But, I also don’t believe that God wants us to suffer, and I definitely believe that God wants to bless us.  In Mike’s case the blessings that have resulted from him stumbling back to the Lord have been abundant:

Through my time in that group [a men’s group to which he was invited], continued immersion at Munger, a little C.S. Lewis, and a lot of Tim Keller, within a couple months, I returned to the fold. I believed as I never had before. I prayed a lot. I started doing all I could to make up for lost time, joining in a mission trip with 28:1 and making room for Jesus in every day. I’m not one to subscribe to the so-called ‘prosperity Gospel,’. But I found myself thriving in all areas of my life, including the launch of a successful new business venture that put me in a position to influence clients, employees and the public.

I felt His hand in my life in a way I’d never imagined.

You’ll remember there was a second name that God put in my head [after Mike’s cry of desperation in his backyard]. That was Crystal Decker, a woman I’d never met. Somehow through business connections she’d wound up a Facebook friend. I recalled she and her husband handling their social media-age divorce as well as I thought it could be done.

I met her and she quickly became my divorce coach, then a friend, then my best friend. She was a great advocate, but seemed pretty hard-boiled.
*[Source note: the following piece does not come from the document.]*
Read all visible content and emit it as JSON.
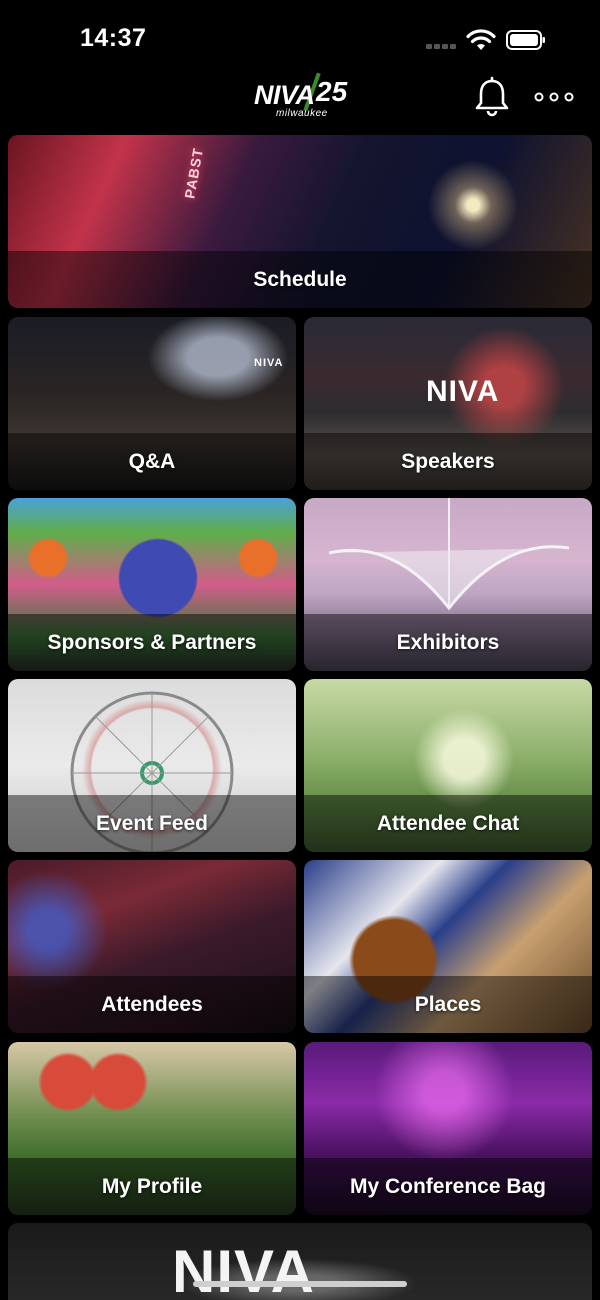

So I was surprised when one Sunday she asked if she could go to Munger with me. She had avoided church for a long time too and thought Munger sounded like a place where ‘thinking people of faith could be in a community without being talked down to every week.’

Crystal and I married at Munger Place on October 5, 2013.”

I was honored to officiate at Mike and Crystals’ wedding.  You should read Mike’s entire (relatively brief) story here.  It’s a great story.

Please read the whole thing.

One Result of This: A One Day Conference on Faith in Business

Mike would be the first to tell you that he’s not perfect and doesn’t have all the answers.  But what he does have is faith in a God of grace and love and power, and Mike is doing the hard work of what it means to be an imperfect follower of Jesus.  As a follower of Jesus and a successful digital entrepreneur, Mike finds himself asking, “What does it look like to be faithful at work?”

As part of his attempt to answer that question, Mike and some other folks are putting on a conference called Faith in Business that we’re hosting at my church on Friday, May 1.  It’s only $15, and that includes lunch!  Mike Ullman, the longtime CEO of JC Penney, as well as other folks, will be there.

We’d love to have you.  More info here.

The Cleanest Toilet You’ll Ever Sit On

Most people would do the bare minimum if their job was to clean toilets.  Charles Clark is not most people.

Charles Clark 02

How Seriously Do You Take Your Work?

Here’s what Mr. Clark says about his job as a high school custodian: “If I clean a toilet, and you sit on that toilet, you can rest assured that’s the cleanest toilet you’ll ever sit on.”

The Custodian Counselor

Aside from the dignity and integrity with which he takes his official duties, Mr. Clark also serves unofficially (and effectively) as a counselor to troubled young men at the high school at which he works.

May God bless him.